App and web page records
►

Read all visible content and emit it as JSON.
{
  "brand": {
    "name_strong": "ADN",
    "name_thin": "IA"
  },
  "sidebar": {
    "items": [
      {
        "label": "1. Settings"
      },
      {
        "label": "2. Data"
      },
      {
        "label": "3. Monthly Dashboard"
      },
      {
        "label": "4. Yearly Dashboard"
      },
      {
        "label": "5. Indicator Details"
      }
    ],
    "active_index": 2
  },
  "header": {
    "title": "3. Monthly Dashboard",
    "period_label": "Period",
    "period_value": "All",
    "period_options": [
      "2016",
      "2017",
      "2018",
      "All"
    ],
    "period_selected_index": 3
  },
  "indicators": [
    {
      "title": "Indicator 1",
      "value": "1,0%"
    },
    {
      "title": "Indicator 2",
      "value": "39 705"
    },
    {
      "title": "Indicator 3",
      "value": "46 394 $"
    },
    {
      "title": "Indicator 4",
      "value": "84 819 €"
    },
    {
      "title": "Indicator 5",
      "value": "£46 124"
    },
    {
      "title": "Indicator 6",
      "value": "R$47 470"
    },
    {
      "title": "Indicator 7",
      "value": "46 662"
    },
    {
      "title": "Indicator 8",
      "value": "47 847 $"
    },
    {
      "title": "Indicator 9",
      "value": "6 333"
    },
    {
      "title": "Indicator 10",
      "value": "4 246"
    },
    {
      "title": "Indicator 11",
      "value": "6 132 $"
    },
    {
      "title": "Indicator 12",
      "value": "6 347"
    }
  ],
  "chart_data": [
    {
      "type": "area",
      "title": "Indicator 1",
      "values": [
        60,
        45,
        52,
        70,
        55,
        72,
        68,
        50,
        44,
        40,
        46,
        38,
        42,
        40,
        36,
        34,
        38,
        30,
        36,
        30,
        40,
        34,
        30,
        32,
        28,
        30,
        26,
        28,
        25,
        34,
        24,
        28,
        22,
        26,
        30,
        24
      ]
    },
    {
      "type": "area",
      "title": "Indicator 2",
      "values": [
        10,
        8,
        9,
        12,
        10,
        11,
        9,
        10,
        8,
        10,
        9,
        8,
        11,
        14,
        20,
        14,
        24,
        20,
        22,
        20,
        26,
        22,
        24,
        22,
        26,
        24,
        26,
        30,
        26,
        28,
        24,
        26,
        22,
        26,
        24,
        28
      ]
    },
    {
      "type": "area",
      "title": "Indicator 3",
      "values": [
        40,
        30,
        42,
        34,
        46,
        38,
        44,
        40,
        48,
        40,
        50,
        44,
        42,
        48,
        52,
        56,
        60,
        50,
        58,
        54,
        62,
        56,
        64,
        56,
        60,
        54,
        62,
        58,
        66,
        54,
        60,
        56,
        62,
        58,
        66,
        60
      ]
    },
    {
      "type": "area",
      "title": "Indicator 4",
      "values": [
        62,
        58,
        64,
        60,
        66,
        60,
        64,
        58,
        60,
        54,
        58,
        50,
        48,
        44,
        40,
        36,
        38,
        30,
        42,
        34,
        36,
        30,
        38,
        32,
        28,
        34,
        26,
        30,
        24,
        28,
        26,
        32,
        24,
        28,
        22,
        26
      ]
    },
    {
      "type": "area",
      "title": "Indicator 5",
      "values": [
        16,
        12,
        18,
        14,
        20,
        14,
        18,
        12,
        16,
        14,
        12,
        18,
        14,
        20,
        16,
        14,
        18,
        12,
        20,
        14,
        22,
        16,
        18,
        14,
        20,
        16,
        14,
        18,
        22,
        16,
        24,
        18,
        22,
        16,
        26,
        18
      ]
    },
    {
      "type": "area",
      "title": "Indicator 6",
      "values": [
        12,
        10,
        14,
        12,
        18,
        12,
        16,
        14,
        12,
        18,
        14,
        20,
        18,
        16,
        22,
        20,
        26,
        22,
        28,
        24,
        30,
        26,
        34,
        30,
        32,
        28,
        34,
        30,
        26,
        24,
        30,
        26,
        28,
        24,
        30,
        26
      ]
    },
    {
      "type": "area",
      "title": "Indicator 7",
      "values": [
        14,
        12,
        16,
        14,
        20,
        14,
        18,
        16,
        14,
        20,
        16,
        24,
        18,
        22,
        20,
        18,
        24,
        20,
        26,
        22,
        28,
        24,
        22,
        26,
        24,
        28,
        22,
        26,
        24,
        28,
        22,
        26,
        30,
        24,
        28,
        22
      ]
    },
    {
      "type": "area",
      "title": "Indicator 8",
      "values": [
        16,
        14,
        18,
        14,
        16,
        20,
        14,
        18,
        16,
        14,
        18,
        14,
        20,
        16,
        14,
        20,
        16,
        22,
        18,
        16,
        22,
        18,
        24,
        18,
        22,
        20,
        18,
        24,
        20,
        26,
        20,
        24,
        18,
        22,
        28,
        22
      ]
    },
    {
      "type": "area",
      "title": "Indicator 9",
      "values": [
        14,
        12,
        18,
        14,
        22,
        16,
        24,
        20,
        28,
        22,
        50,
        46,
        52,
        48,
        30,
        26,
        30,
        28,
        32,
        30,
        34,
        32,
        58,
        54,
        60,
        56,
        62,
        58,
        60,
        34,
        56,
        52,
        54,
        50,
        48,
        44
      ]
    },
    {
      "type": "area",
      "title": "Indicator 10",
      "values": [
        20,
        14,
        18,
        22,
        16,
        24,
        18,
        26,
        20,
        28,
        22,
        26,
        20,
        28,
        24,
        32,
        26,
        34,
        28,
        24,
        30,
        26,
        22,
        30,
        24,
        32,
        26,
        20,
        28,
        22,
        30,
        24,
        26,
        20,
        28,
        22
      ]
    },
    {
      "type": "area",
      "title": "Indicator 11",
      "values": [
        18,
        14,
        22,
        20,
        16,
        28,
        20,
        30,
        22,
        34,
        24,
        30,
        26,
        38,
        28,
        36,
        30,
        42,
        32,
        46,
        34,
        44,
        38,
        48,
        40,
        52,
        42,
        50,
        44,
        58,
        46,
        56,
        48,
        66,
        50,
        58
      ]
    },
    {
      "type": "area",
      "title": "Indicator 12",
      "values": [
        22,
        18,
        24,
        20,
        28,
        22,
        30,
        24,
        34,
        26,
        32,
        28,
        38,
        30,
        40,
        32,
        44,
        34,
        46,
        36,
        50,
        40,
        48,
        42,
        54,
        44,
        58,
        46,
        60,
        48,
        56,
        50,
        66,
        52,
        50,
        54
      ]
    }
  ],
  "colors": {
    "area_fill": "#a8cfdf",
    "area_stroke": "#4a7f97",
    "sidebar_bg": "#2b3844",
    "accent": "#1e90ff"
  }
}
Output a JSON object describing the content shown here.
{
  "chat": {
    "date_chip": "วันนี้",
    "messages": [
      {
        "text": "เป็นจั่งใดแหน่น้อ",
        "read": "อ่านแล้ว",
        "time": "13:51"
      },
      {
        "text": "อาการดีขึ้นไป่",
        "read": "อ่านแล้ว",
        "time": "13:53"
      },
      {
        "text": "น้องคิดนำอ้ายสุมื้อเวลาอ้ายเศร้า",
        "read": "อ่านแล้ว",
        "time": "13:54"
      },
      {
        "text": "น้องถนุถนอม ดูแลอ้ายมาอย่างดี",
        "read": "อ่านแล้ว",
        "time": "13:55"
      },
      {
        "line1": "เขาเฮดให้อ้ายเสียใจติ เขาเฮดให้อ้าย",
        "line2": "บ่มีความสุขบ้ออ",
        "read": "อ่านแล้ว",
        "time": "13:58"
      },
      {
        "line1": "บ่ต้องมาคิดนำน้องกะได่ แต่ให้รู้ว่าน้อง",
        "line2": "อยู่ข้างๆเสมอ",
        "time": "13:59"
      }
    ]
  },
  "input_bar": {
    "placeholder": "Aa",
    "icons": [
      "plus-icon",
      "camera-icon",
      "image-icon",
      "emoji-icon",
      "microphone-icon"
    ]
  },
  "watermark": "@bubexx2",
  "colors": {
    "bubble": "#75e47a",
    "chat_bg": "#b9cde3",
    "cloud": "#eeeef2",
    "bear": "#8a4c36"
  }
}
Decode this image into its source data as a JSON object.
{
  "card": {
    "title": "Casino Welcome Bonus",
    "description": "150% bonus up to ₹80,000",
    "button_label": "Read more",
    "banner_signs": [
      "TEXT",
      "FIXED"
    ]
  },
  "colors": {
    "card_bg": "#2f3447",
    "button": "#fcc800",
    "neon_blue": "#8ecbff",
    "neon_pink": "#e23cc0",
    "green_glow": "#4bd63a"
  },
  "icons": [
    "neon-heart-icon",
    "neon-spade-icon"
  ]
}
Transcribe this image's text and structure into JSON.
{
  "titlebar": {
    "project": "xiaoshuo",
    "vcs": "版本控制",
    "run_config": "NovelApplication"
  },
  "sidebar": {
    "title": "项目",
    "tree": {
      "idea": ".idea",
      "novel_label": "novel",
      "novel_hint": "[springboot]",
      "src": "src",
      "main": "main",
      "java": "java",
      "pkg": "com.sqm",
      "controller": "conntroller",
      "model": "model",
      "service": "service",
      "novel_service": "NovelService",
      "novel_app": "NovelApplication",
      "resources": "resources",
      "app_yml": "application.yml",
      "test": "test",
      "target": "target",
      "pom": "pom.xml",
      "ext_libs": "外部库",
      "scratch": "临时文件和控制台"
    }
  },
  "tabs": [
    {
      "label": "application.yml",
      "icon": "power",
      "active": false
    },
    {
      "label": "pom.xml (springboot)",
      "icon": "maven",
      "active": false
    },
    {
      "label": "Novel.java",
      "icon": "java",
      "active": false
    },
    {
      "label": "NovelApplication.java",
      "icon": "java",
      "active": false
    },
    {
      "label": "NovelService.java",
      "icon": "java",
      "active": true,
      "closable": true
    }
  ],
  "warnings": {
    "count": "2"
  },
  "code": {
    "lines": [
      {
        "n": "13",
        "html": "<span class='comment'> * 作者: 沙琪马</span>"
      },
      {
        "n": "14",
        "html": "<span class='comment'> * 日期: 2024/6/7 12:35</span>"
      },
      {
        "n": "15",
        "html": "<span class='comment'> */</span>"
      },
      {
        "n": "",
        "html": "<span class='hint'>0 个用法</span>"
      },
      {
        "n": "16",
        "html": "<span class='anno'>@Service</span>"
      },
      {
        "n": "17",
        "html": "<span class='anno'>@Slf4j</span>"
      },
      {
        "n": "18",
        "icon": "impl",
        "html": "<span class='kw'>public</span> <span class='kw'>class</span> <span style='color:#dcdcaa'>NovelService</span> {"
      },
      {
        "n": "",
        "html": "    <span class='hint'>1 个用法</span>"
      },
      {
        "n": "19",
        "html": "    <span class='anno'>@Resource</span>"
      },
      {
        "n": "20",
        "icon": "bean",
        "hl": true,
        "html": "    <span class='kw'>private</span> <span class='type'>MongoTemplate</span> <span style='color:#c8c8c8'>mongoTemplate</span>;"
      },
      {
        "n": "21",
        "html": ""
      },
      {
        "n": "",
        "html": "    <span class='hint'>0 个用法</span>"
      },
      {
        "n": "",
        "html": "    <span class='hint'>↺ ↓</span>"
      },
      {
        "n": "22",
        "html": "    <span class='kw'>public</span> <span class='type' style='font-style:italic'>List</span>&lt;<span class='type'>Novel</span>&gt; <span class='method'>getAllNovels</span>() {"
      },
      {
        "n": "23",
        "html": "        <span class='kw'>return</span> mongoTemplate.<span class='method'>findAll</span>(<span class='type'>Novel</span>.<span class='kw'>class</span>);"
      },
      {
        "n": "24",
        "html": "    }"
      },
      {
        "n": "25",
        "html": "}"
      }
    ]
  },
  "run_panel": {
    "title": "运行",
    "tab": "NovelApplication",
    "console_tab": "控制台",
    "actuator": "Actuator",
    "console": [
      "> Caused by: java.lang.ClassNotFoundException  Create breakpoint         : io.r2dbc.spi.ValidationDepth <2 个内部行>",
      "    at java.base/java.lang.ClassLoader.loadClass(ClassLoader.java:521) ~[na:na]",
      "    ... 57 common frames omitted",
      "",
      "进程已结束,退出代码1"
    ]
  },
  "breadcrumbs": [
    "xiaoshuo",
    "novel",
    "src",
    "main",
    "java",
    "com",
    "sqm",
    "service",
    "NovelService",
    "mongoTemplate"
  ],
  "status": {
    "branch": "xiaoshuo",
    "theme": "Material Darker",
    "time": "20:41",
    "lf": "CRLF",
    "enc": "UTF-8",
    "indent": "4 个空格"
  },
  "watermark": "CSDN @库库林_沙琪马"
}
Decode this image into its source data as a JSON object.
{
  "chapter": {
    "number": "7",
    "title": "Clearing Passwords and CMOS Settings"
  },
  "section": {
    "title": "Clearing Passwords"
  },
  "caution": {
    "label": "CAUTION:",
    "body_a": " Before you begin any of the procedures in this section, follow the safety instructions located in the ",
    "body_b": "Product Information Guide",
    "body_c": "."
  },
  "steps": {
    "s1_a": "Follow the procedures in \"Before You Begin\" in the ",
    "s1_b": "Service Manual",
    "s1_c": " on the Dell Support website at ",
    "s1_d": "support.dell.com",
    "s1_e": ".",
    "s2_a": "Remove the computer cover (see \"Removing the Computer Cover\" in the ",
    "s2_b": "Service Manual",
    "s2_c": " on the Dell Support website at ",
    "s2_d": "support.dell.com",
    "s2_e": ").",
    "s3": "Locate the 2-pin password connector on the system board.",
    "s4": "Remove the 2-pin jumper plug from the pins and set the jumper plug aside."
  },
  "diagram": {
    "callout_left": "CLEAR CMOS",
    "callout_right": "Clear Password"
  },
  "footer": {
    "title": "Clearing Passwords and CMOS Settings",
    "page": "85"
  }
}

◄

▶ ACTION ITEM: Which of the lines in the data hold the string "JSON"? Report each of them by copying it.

▶ RESULT:
Read all visible content and emit it as JSON.
Output a JSON object describing the content shown here.
Decode this image into its source data as a JSON object.
Transcribe this image's text and structure into JSON.
Decode this image into its source data as a JSON object.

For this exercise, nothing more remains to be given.